"We're in the honeymoon period. Our brains are flooded with endorphins. But when she snaps out of it, where does that leave us?" House thinks that his relationship with Cuddy is doomed due to their lack of common interests and compatibility.
"So, instead of enjoying the honeymoon phase, you've decided to skip it entirely?," Wilson asks him. House has a plan: "I need to find something that we both like doing, besides each other."
But first Wilson wants him to go down the E.R.: there's someone there he'll want to see. Alice is in the emergency room, telling the nurse that she's fine, as House pulls back the curtain. He's a huge Jack Cannon fan.
"Really? My fans tend to be overly annoying teenaged girls," she tells him, as he shines a light in her eyes. He wants to know about her latest book, but she won't talk about it. "I'll make you a deal," Alice says. "You finish this exam quickly, and I'll answer one question." House takes the deal, but his question has nothing to do with the novels.
"Why'd you try to kill yourself?," he asks. He's noticed the gun powder burns on her face. Alice is taken aback and gets up to leave. She doesn't get far. House announces to the staff that Alice is now on a 72-hour psychiatric hold.
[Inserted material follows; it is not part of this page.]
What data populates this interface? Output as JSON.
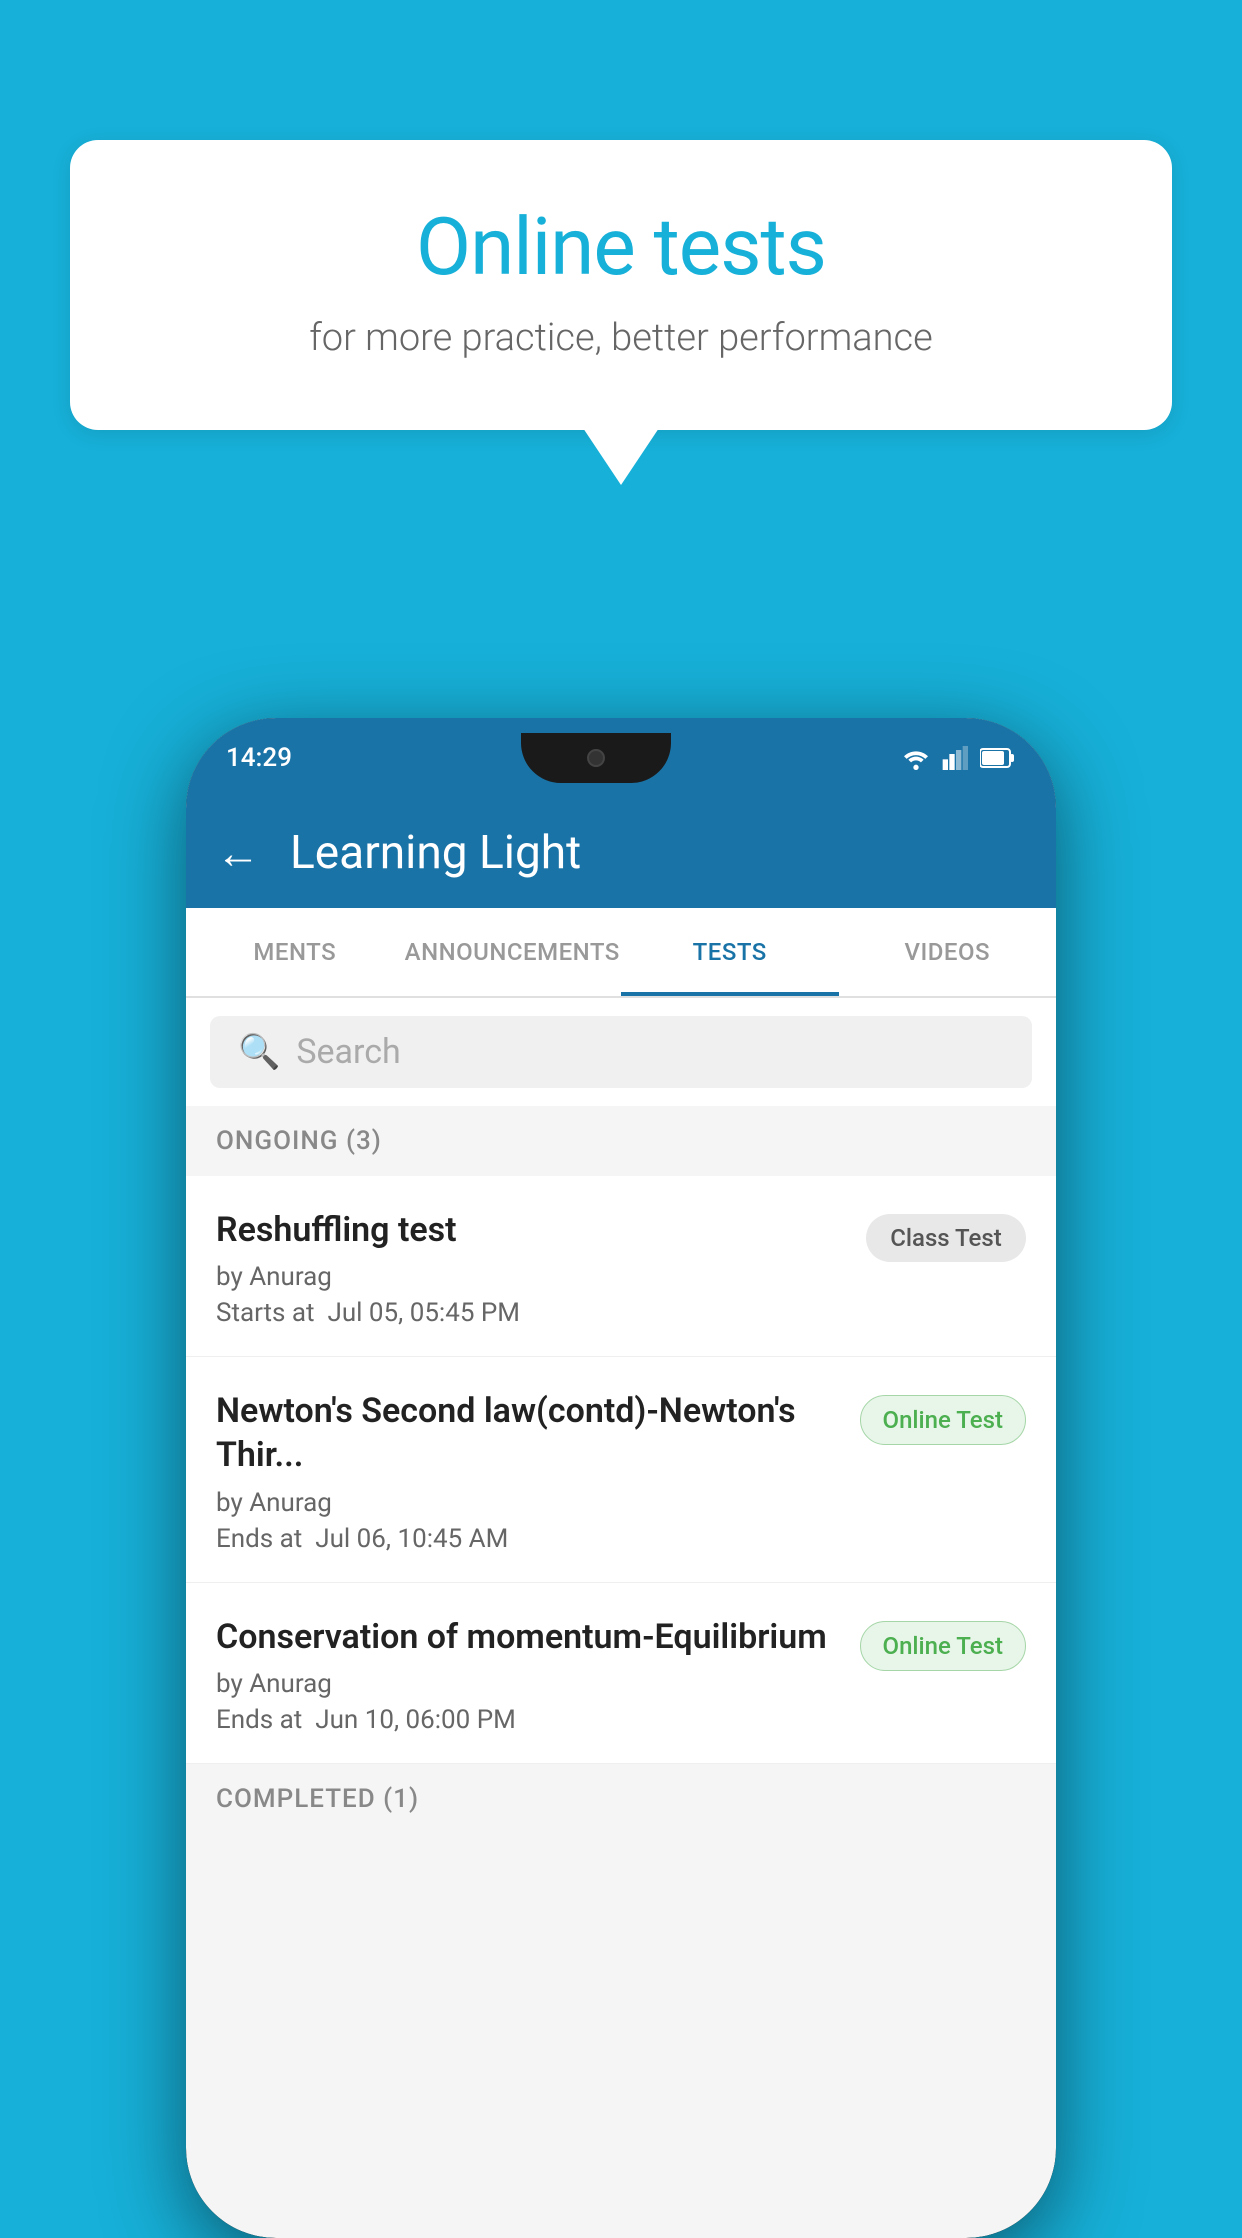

It's late in the evening, but House has called the team in to work on Alice's case. "You called us back to work because a lady might have had a seizure?," Taub asks. House tells them about the suicide attempt, but they're still unimpressed with the case. He admits it's because he loves her books.